Petrolhead supercar owners who love the rumble of a V8 and the aroma of exhaust fumes are being told to prepare for a legally enforced smoother and cleaner ride.
The EU this week agreed on draft legislation banning the sale of new petrol or diesel cars by 2035, ignoring a plea from Italy for a “Ferrari exception” to allow its supercar industry to continue making its petrol-powered products.
After 16 hours of tense negotiations in Luxembourg environment ministers of the 27 countries agreed to the ban as part of the EU’s “Fit for 55” plan to reduce greenhouse gas emissions by at least 55% by 2030.
The UK government has already set out plans to ban the sale of new petrol and diesel vehicles from 2030, with a similar ban on hybrids five years later.

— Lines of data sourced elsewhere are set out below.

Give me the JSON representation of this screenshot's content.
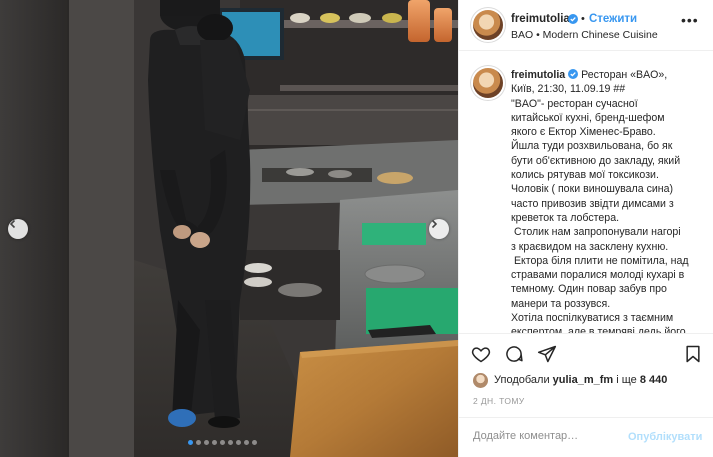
{
  "post": {
    "username": "freimutolia",
    "follow_label": "Стежити",
    "separator": "•",
    "location": "BAO • Modern Chinese Cuisine",
    "more_label": "•••"
  },
  "caption": {
    "username": "freimutolia",
    "lines": [
      "Ресторан «BAO»,",
      "Київ, 21:30, 11.09.19 ##",
      "\"BAO\"- ресторан сучасної",
      "китайської кухні, бренд-шефом",
      "якого є Ектор Хіменес-Браво.",
      "Йшла туди розхвильована, бо як",
      "бути об'єктивною до закладу, який",
      "колись рятував мої токсикози.",
      "Чоловік ( поки виношувала сина)",
      "часто привозив звідти димсами з",
      "креветок та лобстера.",
      " Столик нам запропонували нагорі",
      "з краєвидом на засклену кухню.",
      " Ектора біля плити не помітила, над",
      "стравами поралися молоді кухарі в",
      "темному. Один повар забув про",
      "манери та роззувся.",
      "Хотіла поспілкуватися з таємним",
      "експертом, але в темряві дедь його"
    ]
  },
  "likes": {
    "prefix": "Уподобали",
    "user": "yulia_m_fm",
    "conjunction": "і ще",
    "count": "8 440"
  },
  "timestamp": "2 ДН. ТОМУ",
  "comment": {
    "placeholder": "Додайте коментар…",
    "post_label": "Опублікувати"
  },
  "carousel": {
    "slide_count": 9,
    "active_index": 0
  },
  "icons": {
    "verified": "verified-badge-icon",
    "like": "heart-icon",
    "comment": "comment-bubble-icon",
    "share": "paper-plane-icon",
    "save": "bookmark-icon",
    "prev": "chevron-left-icon",
    "next": "chevron-right-icon"
  },
  "colors": {
    "accent": "#3897f0",
    "post_button_disabled": "#b2dffc",
    "muted": "#8e8e8e"
  }
}
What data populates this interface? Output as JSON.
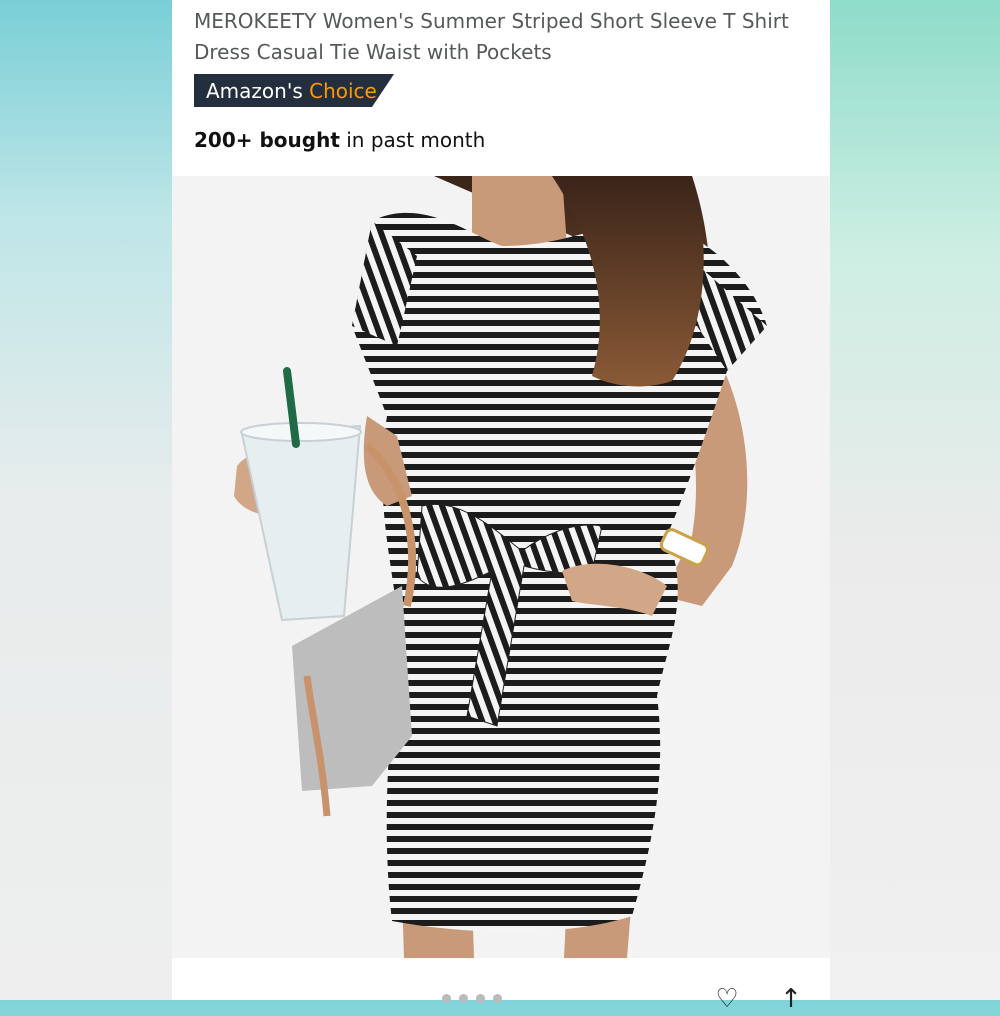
{
  "product": {
    "title": "MEROKEETY Women's Summer Striped Short Sleeve T Shirt Dress Casual Tie Waist with Pockets"
  },
  "badge": {
    "prefix": "Amazon's",
    "highlight": "Choice",
    "bg_color": "#232f3e",
    "highlight_color": "#ff9900"
  },
  "social_proof": {
    "count": "200+ bought",
    "suffix": "in past month"
  },
  "image": {
    "subject": "woman-in-striped-dress-photo"
  },
  "actions": {
    "icons": [
      "heart-icon",
      "share-icon"
    ]
  }
}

While most of the automotive industry has long been preparing for the widespread adoption of electric cars, many producers of supercars – loosely defined as high performance sports cars with price tags ranging from £100,000 to more than £1m – have failed to invest in the battery technology needed to power them and claim that customers prefer petrol-driven sports cars.
About 4.2m electric cars were sold across the world last year, up 108% on 2020 and 198% on 2019, according to figures from automotive analyst Jato. However, none of the 22,000 cars classed as supercars or luxury GTs (grand tourers) sold last year were fully electric.
Benjamin Stephan, a spokesperson for Greenpeace, welcomed the news that an agreement had finally been hammered out in Luxembourg but complained that it was “way too late and won’t be enough to keep the 1.5C pledge alive”.
“Banning new oil-burning cars is the right thing to do, but a 2035 phase-out is much too late to limit global heating to 1.5C and keeps us locked into oil dependency that bankrolls wars and hurts people’s pockets at the pump,” he said. “Europe desperately needs to decarbonise transport, but ministers missed a golden opportunity.
“There were a number of attempts by Italy to delay the phase-out to create loopholes to keep making petrol supercars for the super-rich.”
Italy, home of supercar makers Ferrari, Lamborghini and Maserati, had called for an opt out, claiming that their emissions are negligible because they are driven far less than regular cars. Italy and other countries also called for more time to invest in battery technology.
“In the [supercar] market there is a niche,” Roberto Cingolani, Italy’s minister for ecological transition, said last year. “Those cars need very special technology and they need batteries for the transition.”
Stephan said it was good news that supercars will be turning electric, but said that in an ideal world Greenpeace would like to see a total ban on commercial racing cars. “[They] are a disaster from an environmental point of view,” he said. “Yes, making them electric is better, but they will require a huge amount of resources compared to regular cars. And what’s the point in spending all these resources on cars that you can drive really fast but you can’t hardly drive on any roads.
“It’s just not a sensible thing to still be making them.”
Matt Finch, UK policy manager for clean transport campaign group Transport & Environment, said the EU vote to ban the combustion engine offered “a fighting chance of averting runaway climate change” and put all supercar makers on notice to “take electric seriously, now” .
Finch added: “Some companies are going faster than others, but there’s no hiding now that the future is electric and if they want to grab market share, they have to do it now.”
Tesla is among the furthest along with the $200,000 (£165,000) Roadster, which chief executive Elon Musk claims will have a top speed of 250mph when it is launched in 2023.
Ferrari is set to release its first fully electric car in 2025, and claims that 40% of its range will be battery powered by the end of the decade. Lamborghini has said it will have an electric model “this decade”.
Asked whether electric supercars can have the same thrill and smell of petrol power, Finch said: “If you want real power, if you want real torque, you want an all-electric. Anyone who has driven one suddenly realizes these are brilliant cars… the smell I can’t help you with, but who really wants the stink of combustion when you could have the clean air of electric.”
George is Digismak’s reported cum editor with 13 years of experience in Journalism